There have been several strong reactions to the Modi government’s announcement of the ambitious Startup Action Plan at the Startup India event on January 16. The government is certainly taking steps in the right direction with this plan for helping to improve the startup ecosystem in the country. From the perspective of startups, measures on tax breaks and the move to ease procurement norms for startups will certainly be welcome. The exemption from capital gains tax and from tax on their profits will allow startups to focus on driving innovation in the early days, and then use the profits they make to reinvest into the business. The plan also contains several incentives not just to support startups, but for the entire ecosystem which consists of other stakeholders such as investors, legal support for startups, etc., which is a huge positive. However, while the plan will certainly go a long way in helping the startup ecosystem in the country, certain areas of the plan definitely can be improved upon.

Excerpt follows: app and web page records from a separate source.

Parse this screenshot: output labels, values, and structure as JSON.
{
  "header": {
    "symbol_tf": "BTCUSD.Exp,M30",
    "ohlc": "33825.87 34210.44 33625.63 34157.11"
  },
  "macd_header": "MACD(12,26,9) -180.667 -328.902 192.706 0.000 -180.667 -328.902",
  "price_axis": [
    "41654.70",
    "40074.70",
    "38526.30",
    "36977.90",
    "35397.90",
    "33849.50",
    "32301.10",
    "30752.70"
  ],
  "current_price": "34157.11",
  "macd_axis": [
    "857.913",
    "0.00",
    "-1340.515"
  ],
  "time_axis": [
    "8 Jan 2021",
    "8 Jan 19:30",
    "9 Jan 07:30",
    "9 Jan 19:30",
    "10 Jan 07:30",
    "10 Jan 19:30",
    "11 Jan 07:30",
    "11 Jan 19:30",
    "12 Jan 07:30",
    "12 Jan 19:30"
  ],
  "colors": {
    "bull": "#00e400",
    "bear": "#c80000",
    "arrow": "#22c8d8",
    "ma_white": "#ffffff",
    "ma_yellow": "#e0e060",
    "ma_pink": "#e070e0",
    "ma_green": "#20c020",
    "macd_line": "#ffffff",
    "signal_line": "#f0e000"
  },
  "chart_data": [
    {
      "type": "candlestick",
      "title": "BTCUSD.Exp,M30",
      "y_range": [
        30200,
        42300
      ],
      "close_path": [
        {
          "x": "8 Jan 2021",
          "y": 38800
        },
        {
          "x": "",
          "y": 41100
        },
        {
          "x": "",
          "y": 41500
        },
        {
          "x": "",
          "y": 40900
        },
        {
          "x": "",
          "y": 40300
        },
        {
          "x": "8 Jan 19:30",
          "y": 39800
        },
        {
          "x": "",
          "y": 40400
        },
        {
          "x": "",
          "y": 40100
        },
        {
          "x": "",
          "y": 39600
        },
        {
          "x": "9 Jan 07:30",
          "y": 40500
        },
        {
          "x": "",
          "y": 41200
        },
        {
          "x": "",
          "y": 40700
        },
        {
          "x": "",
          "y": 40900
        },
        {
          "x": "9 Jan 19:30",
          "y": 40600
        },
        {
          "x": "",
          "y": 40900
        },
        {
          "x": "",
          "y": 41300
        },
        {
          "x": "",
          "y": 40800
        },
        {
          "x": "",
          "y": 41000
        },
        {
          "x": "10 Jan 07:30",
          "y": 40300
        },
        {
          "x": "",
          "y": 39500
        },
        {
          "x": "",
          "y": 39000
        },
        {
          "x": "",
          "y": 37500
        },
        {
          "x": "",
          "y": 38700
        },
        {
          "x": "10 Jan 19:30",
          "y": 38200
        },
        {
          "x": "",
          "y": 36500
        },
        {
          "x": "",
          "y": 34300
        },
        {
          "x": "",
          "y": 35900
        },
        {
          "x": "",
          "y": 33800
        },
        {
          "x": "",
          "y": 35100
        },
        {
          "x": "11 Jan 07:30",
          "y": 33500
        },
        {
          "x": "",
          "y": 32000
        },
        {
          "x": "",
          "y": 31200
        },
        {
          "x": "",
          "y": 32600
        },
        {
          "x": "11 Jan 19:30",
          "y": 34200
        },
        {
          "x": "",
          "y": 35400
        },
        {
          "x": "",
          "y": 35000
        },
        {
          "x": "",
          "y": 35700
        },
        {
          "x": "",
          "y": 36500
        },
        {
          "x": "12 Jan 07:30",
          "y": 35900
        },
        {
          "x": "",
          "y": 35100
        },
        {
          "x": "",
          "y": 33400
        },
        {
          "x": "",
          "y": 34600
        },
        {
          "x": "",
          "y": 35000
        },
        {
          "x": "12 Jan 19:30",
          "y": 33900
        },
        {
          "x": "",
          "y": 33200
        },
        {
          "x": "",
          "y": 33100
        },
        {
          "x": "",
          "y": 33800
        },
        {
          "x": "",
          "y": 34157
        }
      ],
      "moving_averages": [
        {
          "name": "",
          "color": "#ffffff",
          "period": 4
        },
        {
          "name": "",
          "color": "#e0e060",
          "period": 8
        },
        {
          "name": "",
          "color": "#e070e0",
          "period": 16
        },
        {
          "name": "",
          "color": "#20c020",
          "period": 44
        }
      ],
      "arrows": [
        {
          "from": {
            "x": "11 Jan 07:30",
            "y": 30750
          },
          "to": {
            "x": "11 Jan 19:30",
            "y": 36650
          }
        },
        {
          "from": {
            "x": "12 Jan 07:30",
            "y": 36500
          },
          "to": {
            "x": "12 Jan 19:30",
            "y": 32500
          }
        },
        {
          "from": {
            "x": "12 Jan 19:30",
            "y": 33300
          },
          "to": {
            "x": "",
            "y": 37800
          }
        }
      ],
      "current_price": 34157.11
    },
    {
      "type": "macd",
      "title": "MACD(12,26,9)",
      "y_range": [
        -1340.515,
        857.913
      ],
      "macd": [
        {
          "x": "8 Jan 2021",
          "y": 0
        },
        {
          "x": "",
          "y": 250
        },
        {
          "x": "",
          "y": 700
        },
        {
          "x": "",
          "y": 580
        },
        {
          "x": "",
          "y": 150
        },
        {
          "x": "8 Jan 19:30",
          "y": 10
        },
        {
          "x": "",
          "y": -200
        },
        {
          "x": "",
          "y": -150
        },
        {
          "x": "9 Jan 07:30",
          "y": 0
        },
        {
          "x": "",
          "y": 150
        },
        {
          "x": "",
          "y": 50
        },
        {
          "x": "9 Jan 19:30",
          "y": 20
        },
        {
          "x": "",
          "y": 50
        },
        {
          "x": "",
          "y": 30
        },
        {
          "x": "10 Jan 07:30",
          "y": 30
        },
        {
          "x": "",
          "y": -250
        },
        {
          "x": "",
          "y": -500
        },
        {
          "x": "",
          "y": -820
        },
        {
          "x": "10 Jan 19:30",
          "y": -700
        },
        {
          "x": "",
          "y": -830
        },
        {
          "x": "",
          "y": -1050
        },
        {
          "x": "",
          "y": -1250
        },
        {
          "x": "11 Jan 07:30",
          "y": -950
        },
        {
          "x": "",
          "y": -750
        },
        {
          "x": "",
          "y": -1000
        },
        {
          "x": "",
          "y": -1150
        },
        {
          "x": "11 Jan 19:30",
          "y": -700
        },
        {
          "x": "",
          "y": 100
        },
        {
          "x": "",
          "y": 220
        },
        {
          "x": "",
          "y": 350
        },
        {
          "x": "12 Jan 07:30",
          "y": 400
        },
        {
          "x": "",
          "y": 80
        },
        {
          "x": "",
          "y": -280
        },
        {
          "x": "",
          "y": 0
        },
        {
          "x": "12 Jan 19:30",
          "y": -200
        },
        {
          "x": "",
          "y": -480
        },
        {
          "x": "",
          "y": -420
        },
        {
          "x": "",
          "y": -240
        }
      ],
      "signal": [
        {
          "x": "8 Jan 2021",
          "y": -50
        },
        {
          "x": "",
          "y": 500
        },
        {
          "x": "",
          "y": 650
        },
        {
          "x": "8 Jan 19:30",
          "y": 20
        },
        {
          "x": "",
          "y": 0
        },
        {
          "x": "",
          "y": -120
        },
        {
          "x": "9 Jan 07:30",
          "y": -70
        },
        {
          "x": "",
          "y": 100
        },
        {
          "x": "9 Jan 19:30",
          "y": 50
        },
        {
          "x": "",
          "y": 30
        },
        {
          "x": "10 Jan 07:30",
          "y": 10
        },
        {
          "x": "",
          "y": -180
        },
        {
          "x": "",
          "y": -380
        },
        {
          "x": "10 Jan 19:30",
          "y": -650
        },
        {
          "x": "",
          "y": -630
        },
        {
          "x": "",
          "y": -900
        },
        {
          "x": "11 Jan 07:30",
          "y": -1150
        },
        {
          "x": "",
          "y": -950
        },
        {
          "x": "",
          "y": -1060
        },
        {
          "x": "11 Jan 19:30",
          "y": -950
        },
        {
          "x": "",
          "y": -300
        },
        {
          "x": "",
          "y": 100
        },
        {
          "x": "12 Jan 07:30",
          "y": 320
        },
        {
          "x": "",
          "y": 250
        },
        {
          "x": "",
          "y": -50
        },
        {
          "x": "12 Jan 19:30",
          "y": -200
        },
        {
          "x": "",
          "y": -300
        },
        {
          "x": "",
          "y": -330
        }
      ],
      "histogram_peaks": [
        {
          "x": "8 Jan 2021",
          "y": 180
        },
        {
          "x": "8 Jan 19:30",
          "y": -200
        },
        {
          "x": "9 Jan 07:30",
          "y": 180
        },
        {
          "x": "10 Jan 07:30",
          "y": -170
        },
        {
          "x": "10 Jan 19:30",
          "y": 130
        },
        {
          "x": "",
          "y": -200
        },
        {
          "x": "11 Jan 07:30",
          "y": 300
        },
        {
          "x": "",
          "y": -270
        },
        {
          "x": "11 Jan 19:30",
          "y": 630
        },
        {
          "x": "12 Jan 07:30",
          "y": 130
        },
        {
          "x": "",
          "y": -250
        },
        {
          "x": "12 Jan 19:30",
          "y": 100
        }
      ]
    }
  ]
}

For example, one of the eligibility criteria of the plan states that ‘The product or service should be a new one or a significantly improved version of existing services or products’. Let’s take the example of e-commerce marketplaces that are dominated by the likes of Amazon, Flipkart and Myntra. For a startup trying to break into this space, unless its product is significantly an improvement upon what existing players have on offer, it may not be eligible for the benefits offered by the plan.
Another eligibility criteria states that the startup should get a recommendation letter from the recognised incubator cell or be recognised by the Government of India or should be funded by recognised funds. This will certainly be an uphill task for startups. Going by these criteria, roughly 60% of existing startups could be rendered ineligible for the Startup Action Plan.
Another clause of the plan states that if a startup wants to claim benefits, it should be working towards innovation, development, deployment or commercialisation of new products, processes or services driven by technology or intellectual property. But it is quite evident that a clause like this can create a lot of confusion. Who will decide whether a startup is actually working towards innovation or development? How will this be judged? How will startups be judged on how heavily or marginally they rely upon technology and IP? For budding entrepreneurs to be able to make the most of this plan, it is very important that the government makes sure that there is no ambiguity in any of its clauses.
A large chunk of India’s potential employment over the next several years is going to come from startups and entrepreneurship. This has already happened to a great degree in China and the United States in the last decade, and India is on course to contribute to that trend. As a country, we need to not just be able to encourage and invite talent so they can start up businesses here, but also to hold on to the talent that we have. With this plan, we are taking steps in that direction, but there are still several areas that the government needs to focus on – the primary issues that will actually boost the growth of the startup industry in India, that are external factors. The way I see it, the government needs to also focus on overcoming the big three issues that plague the startup space in the country – talent, infrastructure and heterogeneity.
While the Startup Action Plan will go a long way in helping the startup community hold on to the talent that comes out of our Indian education system, the government still needs to improve on the system itself to make sure that our talent pool is not lacking in any way as compared to other startup giants like the US and China.
With regard to infrastructure, India is taking steps in the right direction with Digital India. Liberalising and decentralising telecom is another area in which the government can and should be creating avenues that will facilitate growth.
The heterogeneity and language issue can be addressed by the government by working with the private sector to make sure that technology is available in all or, at least, most Indian languages.
In conclusion, in spite of a hitherto perceived ‘startup unfriendly environment’, Indian entrepreneurs have already made India one of the top four entrepreneurial hotbeds in the world. This proposal can only serve to help the startup ecosystem in the country, and can help increase the country’s GDP and provide a lot of jobs for the people of the country. The action plan is largely optimistic and shows a very positive intent by the government. However, it is critical that the government addresses the few limitations in the plan. The government must also make sure to make the necessary changes in company laws to make incorporating startups, fundraising, issuing sweat equity, etc., a lot easier, so that entrepreneurs can focus on running the business, rather than spending time with consultants and lawyers.
The author is a serial tech entrepreneur, and the co-founder and CEO of Directi Group. He is also the co-founder of Ringo, Flock, Radix, and Media.net.